College admissions. It’s the most stressful, complicated, anxiety-producing experience most adolescents have ever been through. For parents, too.
Until the May 1 deadline, many high school seniors and their parents will be wondering if they’ve been accepted to any college on their wish list, and if they can afford to go there. The whole process seems to get worse every year, with dropping selectivity rates, increasing tuition, staggering student loan debt, and brand-obsessed parents frantic to get their kids into Ivy League schools.
What in the world has happened? When did choosing colleges become the thing that determined the entire trajectory of your life, future career, earnings, and personal satisfaction? When I applied to college way back in the 1980s, I met with my high school counselor once. I visited one school (where we didn’t even get out of the car), and applied to a total of three colleges. I had no idea what I wanted to study, or what career I intended to pursue. That’s what college was for, right?
In 2015, half of high school seniors sent out between six and twenty college applications. Some go far beyond that. At a school in Camden, New Jersey, one senior sent out forty-five applications, and another sent seventy.
The Pressure of Getting Accepted
And it’s a vicious cycle. The Common App makes it much easier to apply to multiple colleges and universities. Every year, it seems harder to get into college, so kids panic and apply to more schools. The increased number of applications then drives down acceptance rates and selectivity rankings. That makes the next year’s seniors even more panicked. Today’s seniors also get to deal with increased rates of rejection. Getting rejected from one or two schools doesn’t take nearly the psychological toll that rejection from eight or ten does.

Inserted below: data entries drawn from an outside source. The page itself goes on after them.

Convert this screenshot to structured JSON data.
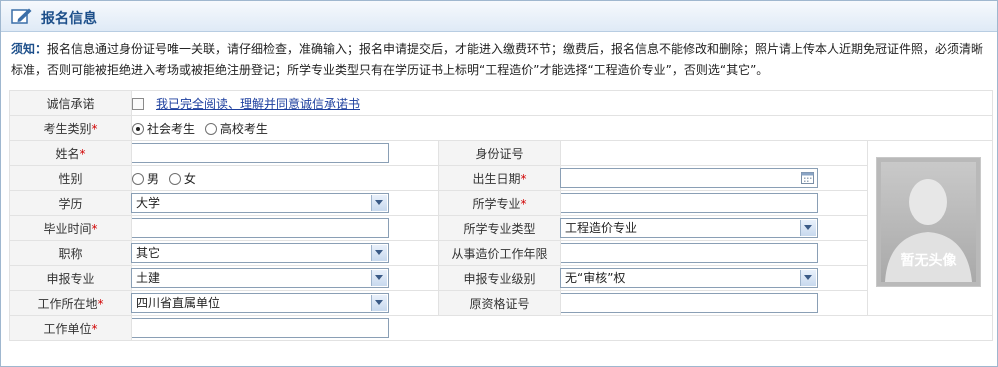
{
  "header": {
    "title": "报名信息",
    "icon": "edit-icon"
  },
  "notice": {
    "label": "须知：",
    "text": "报名信息通过身份证号唯一关联，请仔细检查，准确输入；报名申请提交后，才能进入缴费环节；缴费后，报名信息不能修改和删除；照片请上传本人近期免冠证件照，必须清晰标准，否则可能被拒绝进入考场或被拒绝注册登记；所学专业类型只有在学历证书上标明“工程造价”才能选择“工程造价专业”，否则选“其它”。"
  },
  "form": {
    "integrity": {
      "label": "诚信承诺",
      "link": "我已完全阅读、理解并同意诚信承诺书"
    },
    "category": {
      "label": "考生类别",
      "required": "*",
      "options": [
        "社会考生",
        "高校考生"
      ],
      "selected": "社会考生"
    },
    "name": {
      "label": "姓名",
      "required": "*",
      "value": ""
    },
    "id_number": {
      "label": "身份证号",
      "value": ""
    },
    "gender": {
      "label": "性别",
      "options": [
        "男",
        "女"
      ]
    },
    "birth_date": {
      "label": "出生日期",
      "required": "*",
      "value": ""
    },
    "education": {
      "label": "学历",
      "value": "大学"
    },
    "major": {
      "label": "所学专业",
      "required": "*",
      "value": ""
    },
    "grad_time": {
      "label": "毕业时间",
      "required": "*",
      "value": ""
    },
    "major_type": {
      "label": "所学专业类型",
      "value": "工程造价专业"
    },
    "title": {
      "label": "职称",
      "value": "其它"
    },
    "work_years": {
      "label": "从事造价工作年限",
      "value": ""
    },
    "apply_major": {
      "label": "申报专业",
      "value": "土建"
    },
    "apply_level": {
      "label": "申报专业级别",
      "value": "无“审核”权"
    },
    "location": {
      "label": "工作所在地",
      "required": "*",
      "value": "四川省直属单位"
    },
    "orig_cert": {
      "label": "原资格证号",
      "value": ""
    },
    "employer": {
      "label": "工作单位",
      "required": "*",
      "value": ""
    }
  },
  "photo": {
    "placeholder": "暂无头像"
  }
}
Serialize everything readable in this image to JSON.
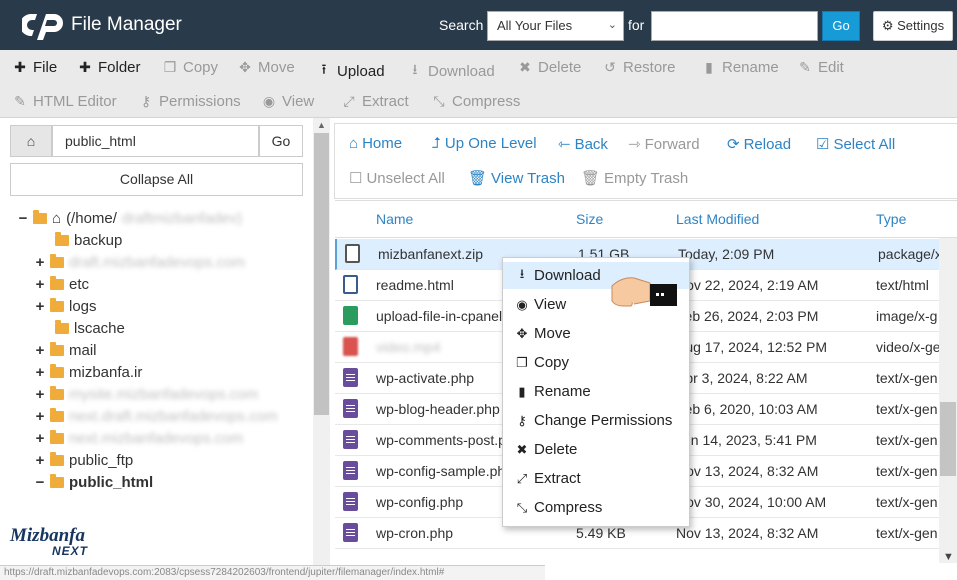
{
  "header": {
    "app_title": "File Manager",
    "search_label": "Search",
    "search_scope": "All Your Files",
    "for_label": "for",
    "search_value": "",
    "go_label": "Go",
    "settings_label": "Settings"
  },
  "toolbar": {
    "file": "File",
    "folder": "Folder",
    "copy": "Copy",
    "move": "Move",
    "upload": "Upload",
    "download": "Download",
    "delete": "Delete",
    "restore": "Restore",
    "rename": "Rename",
    "edit": "Edit",
    "html_editor": "HTML Editor",
    "permissions": "Permissions",
    "view": "View",
    "extract": "Extract",
    "compress": "Compress"
  },
  "left_panel": {
    "path_value": "public_html",
    "go_label": "Go",
    "collapse_all": "Collapse All",
    "tree": [
      {
        "label": "(/home/",
        "blurred_suffix": "draftmizbanfadev)",
        "toggle": "−"
      },
      {
        "label": "backup",
        "toggle": ""
      },
      {
        "label": "draft.mizbanfadevops.com",
        "toggle": "+",
        "blurred": true
      },
      {
        "label": "etc",
        "toggle": "+"
      },
      {
        "label": "logs",
        "toggle": "+"
      },
      {
        "label": "lscache",
        "toggle": ""
      },
      {
        "label": "mail",
        "toggle": "+"
      },
      {
        "label": "mizbanfa.ir",
        "toggle": "+"
      },
      {
        "label": "mysite.mizbanfadevops.com",
        "toggle": "+",
        "blurred": true
      },
      {
        "label": "next.draft.mizbanfadevops.com",
        "toggle": "+",
        "blurred": true
      },
      {
        "label": "next.mizbanfadevops.com",
        "toggle": "+",
        "blurred": true
      },
      {
        "label": "public_ftp",
        "toggle": "+"
      },
      {
        "label": "public_html",
        "toggle": "−",
        "bold": true
      }
    ],
    "brand_line1": "Mizbanfa",
    "brand_line2": "NEXT"
  },
  "nav": {
    "home": "Home",
    "up_one_level": "Up One Level",
    "back": "Back",
    "forward": "Forward",
    "reload": "Reload",
    "select_all": "Select All",
    "unselect_all": "Unselect All",
    "view_trash": "View Trash",
    "empty_trash": "Empty Trash"
  },
  "columns": {
    "name": "Name",
    "size": "Size",
    "modified": "Last Modified",
    "type": "Type"
  },
  "files": [
    {
      "name": "mizbanfanext.zip",
      "size": "1.51 GB",
      "modified": "Today, 2:09 PM",
      "type": "package/x",
      "icon": "zip"
    },
    {
      "name": "readme.html",
      "size": "",
      "modified": "Nov 22, 2024, 2:19 AM",
      "type": "text/html",
      "icon": "code"
    },
    {
      "name": "upload-file-in-cpanel",
      "size": "",
      "modified": "Feb 26, 2024, 2:03 PM",
      "type": "image/x-g",
      "icon": "img"
    },
    {
      "name": "video.mp4",
      "size": "",
      "modified": "Aug 17, 2024, 12:52 PM",
      "type": "video/x-ge",
      "icon": "vid"
    },
    {
      "name": "wp-activate.php",
      "size": "",
      "modified": "Apr 3, 2024, 8:22 AM",
      "type": "text/x-gen",
      "icon": "doc"
    },
    {
      "name": "wp-blog-header.php",
      "size": "",
      "modified": "Feb 6, 2020, 10:03 AM",
      "type": "text/x-gen",
      "icon": "doc"
    },
    {
      "name": "wp-comments-post.php",
      "size": "",
      "modified": "Jun 14, 2023, 5:41 PM",
      "type": "text/x-gen",
      "icon": "doc"
    },
    {
      "name": "wp-config-sample.php",
      "size": "",
      "modified": "Nov 13, 2024, 8:32 AM",
      "type": "text/x-gen",
      "icon": "doc"
    },
    {
      "name": "wp-config.php",
      "size": "",
      "modified": "Nov 30, 2024, 10:00 AM",
      "type": "text/x-gen",
      "icon": "doc"
    },
    {
      "name": "wp-cron.php",
      "size": "5.49 KB",
      "modified": "Nov 13, 2024, 8:32 AM",
      "type": "text/x-gen",
      "icon": "doc"
    }
  ],
  "context_menu": [
    {
      "label": "Download",
      "icon": "download-icon",
      "active": true
    },
    {
      "label": "View",
      "icon": "eye-icon"
    },
    {
      "label": "Move",
      "icon": "move-icon"
    },
    {
      "label": "Copy",
      "icon": "copy-icon"
    },
    {
      "label": "Rename",
      "icon": "file-icon"
    },
    {
      "label": "Change Permissions",
      "icon": "key-icon"
    },
    {
      "label": "Delete",
      "icon": "x-icon"
    },
    {
      "label": "Extract",
      "icon": "extract-icon"
    },
    {
      "label": "Compress",
      "icon": "compress-icon"
    }
  ],
  "status_bar": "https://draft.mizbanfadevops.com:2083/cpsess7284202603/frontend/jupiter/filemanager/index.html#"
}
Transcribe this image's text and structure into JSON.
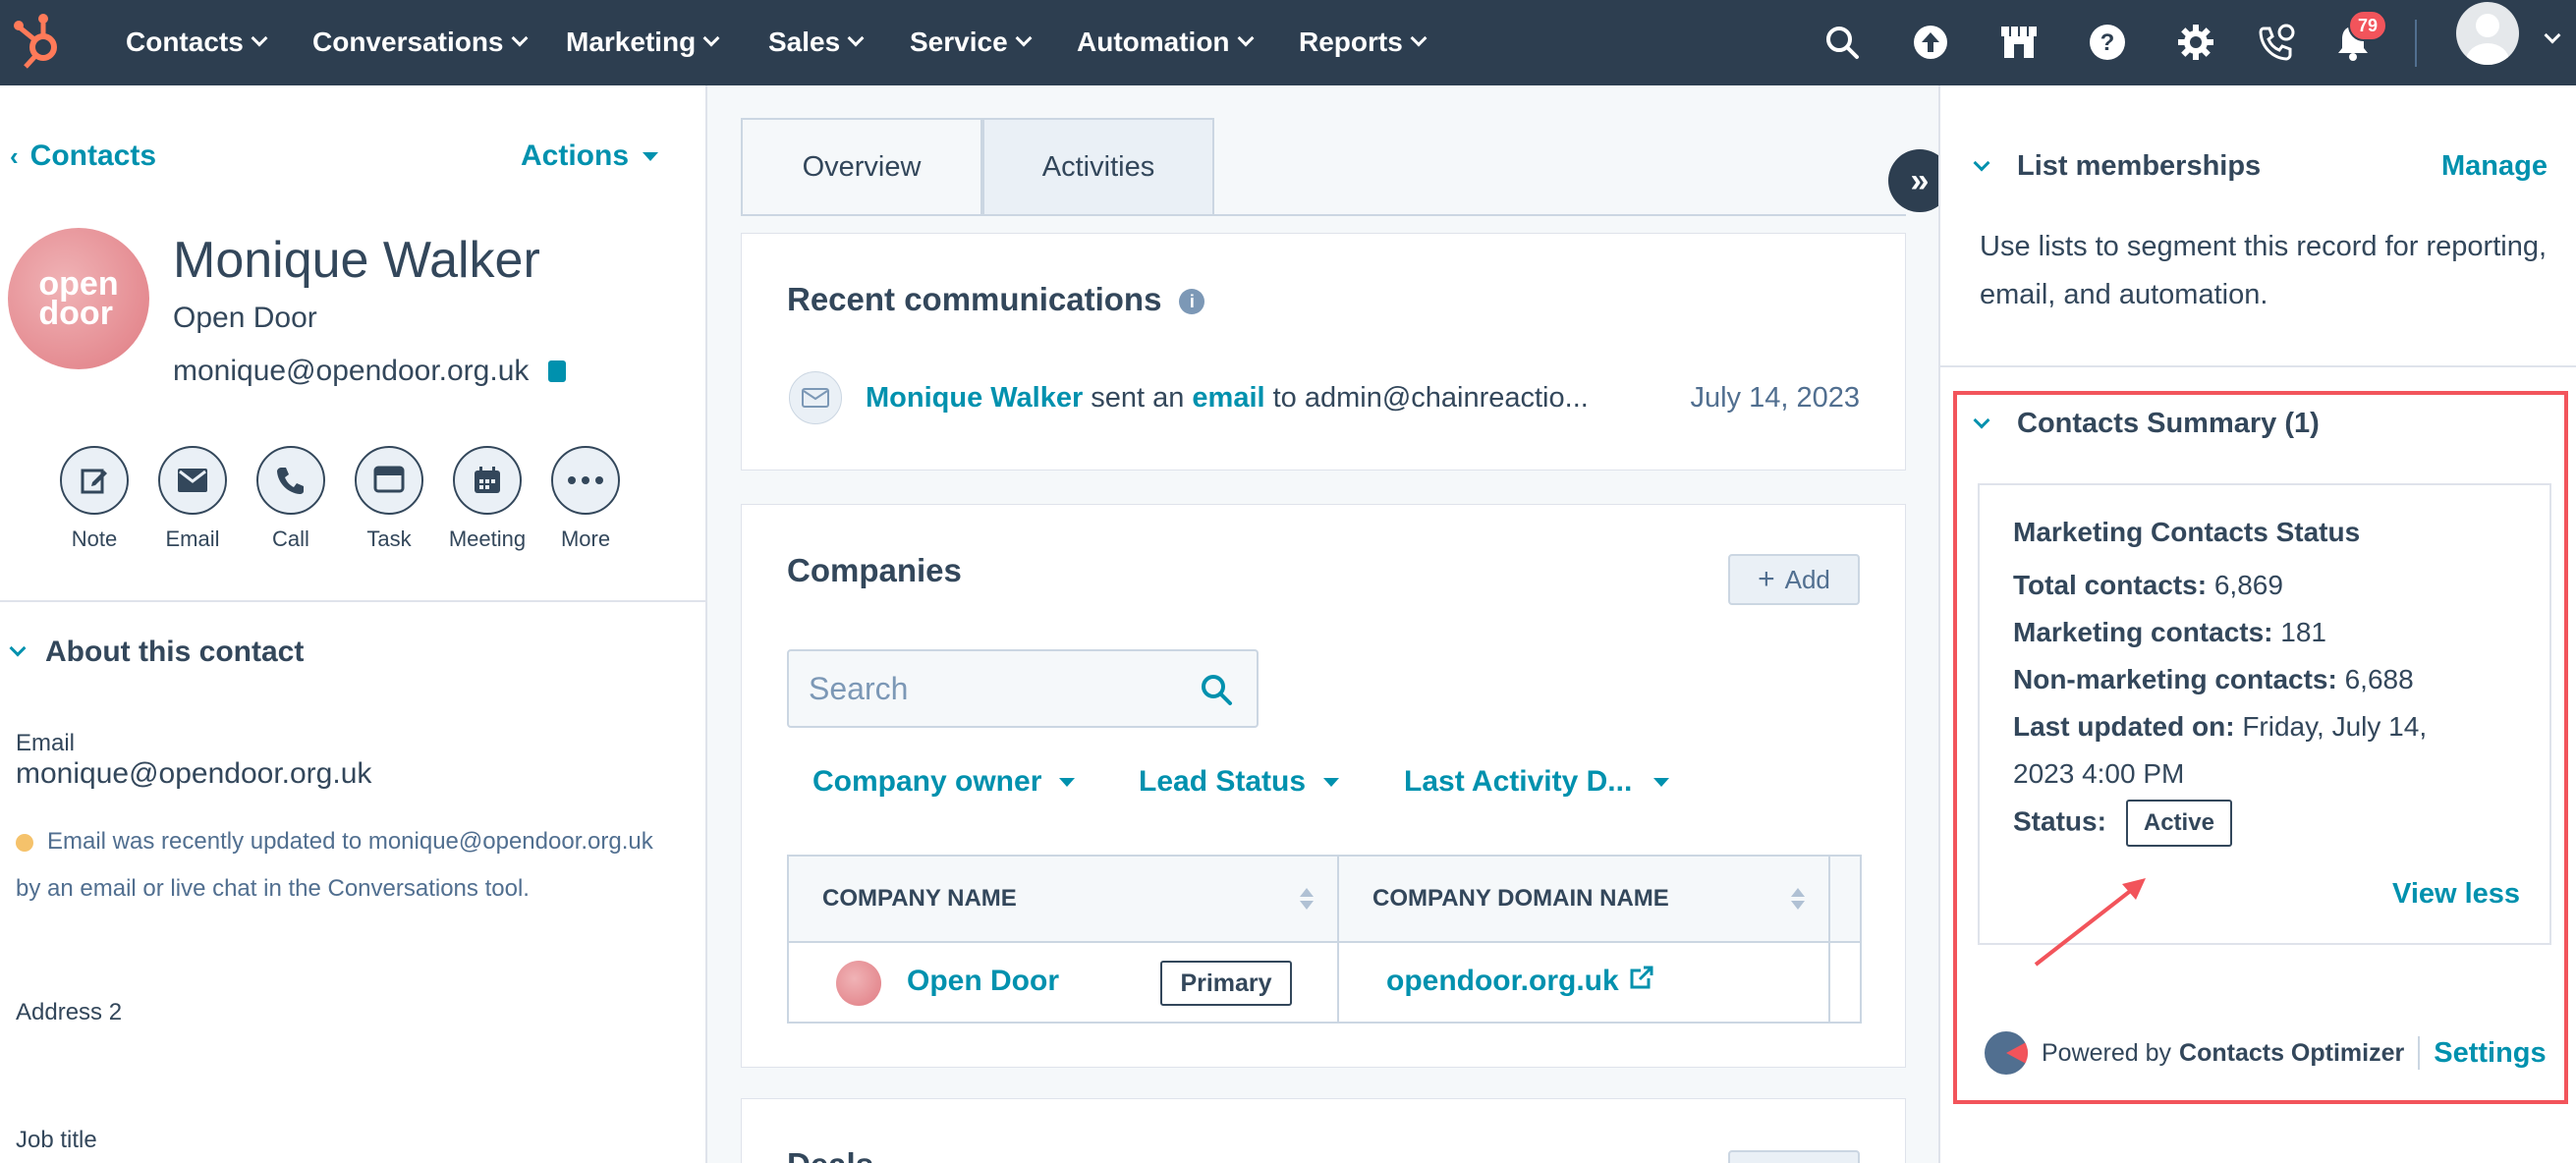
{
  "nav": {
    "items": [
      {
        "label": "Contacts"
      },
      {
        "label": "Conversations"
      },
      {
        "label": "Marketing"
      },
      {
        "label": "Sales"
      },
      {
        "label": "Service"
      },
      {
        "label": "Automation"
      },
      {
        "label": "Reports"
      }
    ],
    "notifications_count": "79",
    "icons": [
      "search-icon",
      "upgrade-icon",
      "marketplace-icon",
      "help-icon",
      "settings-icon",
      "calling-icon",
      "bell-icon"
    ],
    "colors": {
      "background": "#2d3e50",
      "accent": "#ff7a59",
      "badge": "#f2545b"
    }
  },
  "left": {
    "breadcrumb": "Contacts",
    "actions_label": "Actions",
    "logo_text_1": "open",
    "logo_text_2": "door",
    "contact_name": "Monique Walker",
    "company": "Open Door",
    "email": "monique@opendoor.org.uk",
    "quick_actions": [
      {
        "label": "Note"
      },
      {
        "label": "Email"
      },
      {
        "label": "Call"
      },
      {
        "label": "Task"
      },
      {
        "label": "Meeting"
      },
      {
        "label": "More"
      }
    ],
    "about_title": "About this contact",
    "fields": {
      "email_label": "Email",
      "email_value": "monique@opendoor.org.uk",
      "notice": "Email was recently updated to monique@opendoor.org.uk by an email or live chat in the Conversations tool.",
      "address2_label": "Address 2",
      "job_title_label": "Job title"
    }
  },
  "middle": {
    "tabs": [
      {
        "label": "Overview"
      },
      {
        "label": "Activities"
      }
    ],
    "recent": {
      "title": "Recent communications",
      "sender": "Monique Walker",
      "sent_an": "sent an",
      "email_word": "email",
      "to_text": "to admin@chainreactio...",
      "date": "July 14, 2023"
    },
    "companies": {
      "title": "Companies",
      "add_label": "Add",
      "search_placeholder": "Search",
      "filters": [
        {
          "label": "Company owner"
        },
        {
          "label": "Lead Status"
        },
        {
          "label": "Last Activity D..."
        }
      ],
      "columns": [
        "COMPANY NAME",
        "COMPANY DOMAIN NAME"
      ],
      "rows": [
        {
          "name": "Open Door",
          "tag": "Primary",
          "domain": "opendoor.org.uk"
        }
      ]
    },
    "deals_title": "Deals"
  },
  "right": {
    "list_memberships": {
      "title": "List memberships",
      "manage": "Manage",
      "text": "Use lists to segment this record for reporting, email, and automation."
    },
    "summary": {
      "title": "Contacts Summary (1)",
      "card_title": "Marketing Contacts Status",
      "total_label": "Total contacts:",
      "total_value": "6,869",
      "marketing_label": "Marketing contacts:",
      "marketing_value": "181",
      "non_marketing_label": "Non-marketing contacts:",
      "non_marketing_value": "6,688",
      "updated_label": "Last updated on:",
      "updated_value_1": "Friday, July 14,",
      "updated_value_2": "2023 4:00 PM",
      "status_label": "Status:",
      "status_value": "Active",
      "view_less": "View less",
      "powered_by": "Powered by",
      "optimizer": "Contacts Optimizer",
      "settings": "Settings",
      "highlight_color": "#f2545b"
    }
  }
}
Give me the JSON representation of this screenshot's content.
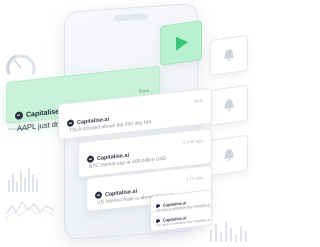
{
  "featured_notification": {
    "brand": "Capitalise.ai",
    "message": "AAPL just dropped 2% since market open",
    "time": "Now"
  },
  "notifications": [
    {
      "brand": "Capitalise.ai",
      "message": "TSLA crossed above the 200 day MA",
      "time": "Now"
    },
    {
      "brand": "Capitalise.ai",
      "message": "BTC market cap at 600 billion USD",
      "time": "5 min ago"
    },
    {
      "brand": "Capitalise.ai",
      "message": "US Interest Rate is above forecast",
      "time": "1 hr ago"
    },
    {
      "brand": "Capitalise.ai",
      "message": "You have a notification from Capitalise.ai",
      "time": ""
    },
    {
      "brand": "Capitalise.ai",
      "message": "You have a notification from Capitalise.ai",
      "time": ""
    }
  ],
  "tiles": [
    {
      "icon": "play-icon"
    },
    {
      "icon": "bell-icon"
    },
    {
      "icon": "bell-icon"
    },
    {
      "icon": "bell-icon"
    }
  ],
  "colors": {
    "accent_green": "#3fcf7f",
    "featured_bg": "#c6f2d6",
    "text_dark": "#1e2530",
    "text_muted": "#8a909b"
  }
}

Add SAT prep courses, essay coaches, summers volunteering with orphans in Ghana, four stabs at the SAT, twelve AP courses, night sweats, and the jittery conviction that everything in your life rides on you getting into Stanford or Princeton. Is it any wonder that students are stressed out and anxious? More than a quarter of American teens report feeling “extreme stress” during the academic year. About one third of students report having difficulty functioning due to depression and almost half say they felt overwhelming anxiety in the past year. Teens list increased amount of high performance expectations, academic stress, and colleges’ rising selectivity listed as causes for the anxiety they experience. College application stress is on the rise.
What if we all just decided not to participate in the madness?
Cutting Down On College Application Stress
Our third and last child is a senior in high school. He knew that he wanted to study computer engineering, and no more than four hours from home. Somewhere in the counseling process of with our older two kids, we heard this advice: “The perfect college for you is one that has the program you want to study, that you can get into, and that you can afford.”
We lived this advice like Gospel truth. We made a list of schools within four hours from home. We listened to his counselor’s recommendations. We visited three schools that fit these parameters, submitted three applications, and were pleased (but not surprised) when he got into all three. He is now leisurely deciding which program feels like the best fit. I think he’s decided already, but he’s savoring the various possibilities in his head before it all becomes real. For all of us, finding the right college this time has been painless, low-drama, and fairly stress-free.
In Where You Go Is Not Who You’ll Be, author Frank Bruni argues that many families decide where to send their child to college using a simple line of reasoning: “the more prestigious the school you attend, the higher your salary will be after you graduate.” According to Bruni, parents focus their efforts on getting their children into the best possible college they can afford. They figure that even if they’re paying more tuition now, they’re maximizing their kids’ earnings down the road. “We’ve bought into this whole idea that this moment in late March, early April, when you find out where you’re going to go to school, sets the whole trajectory for your life. And it’s so untrue and it’s the source of so much unnecessary anxiety.”
Choosing the Right College Isn’t About Prestige
Paying more for tuition doesn’t necessarily mean greater earnings later. According to the Wall Street Journal, for fields like science, technology, education and math, “it largely doesn’t matter whether students go to a prestigious, expensive school or a low-priced one—expected earnings turn out the same. So, families may be wasting money by chasing an expensive diploma in those fields.” And employers care more about what you know, and not so much about where you learned it. A 2014 Gallup survey asked employers to list the most important factors in hiring. Only nine percent of respondents ranked where an applicant had gone to college as “very important.”
Applying to fifteen, twenty schools? Watching our son torture himself as a failure if he doesn’t go to MIT? Spending $275,000 so we can get the most prestigious decal for our car rear window? Not doing it. Where our kid goes to college is not who he is. Instead, we’re encouraging him to remember that what matters most is what he learns, and what he will do with it.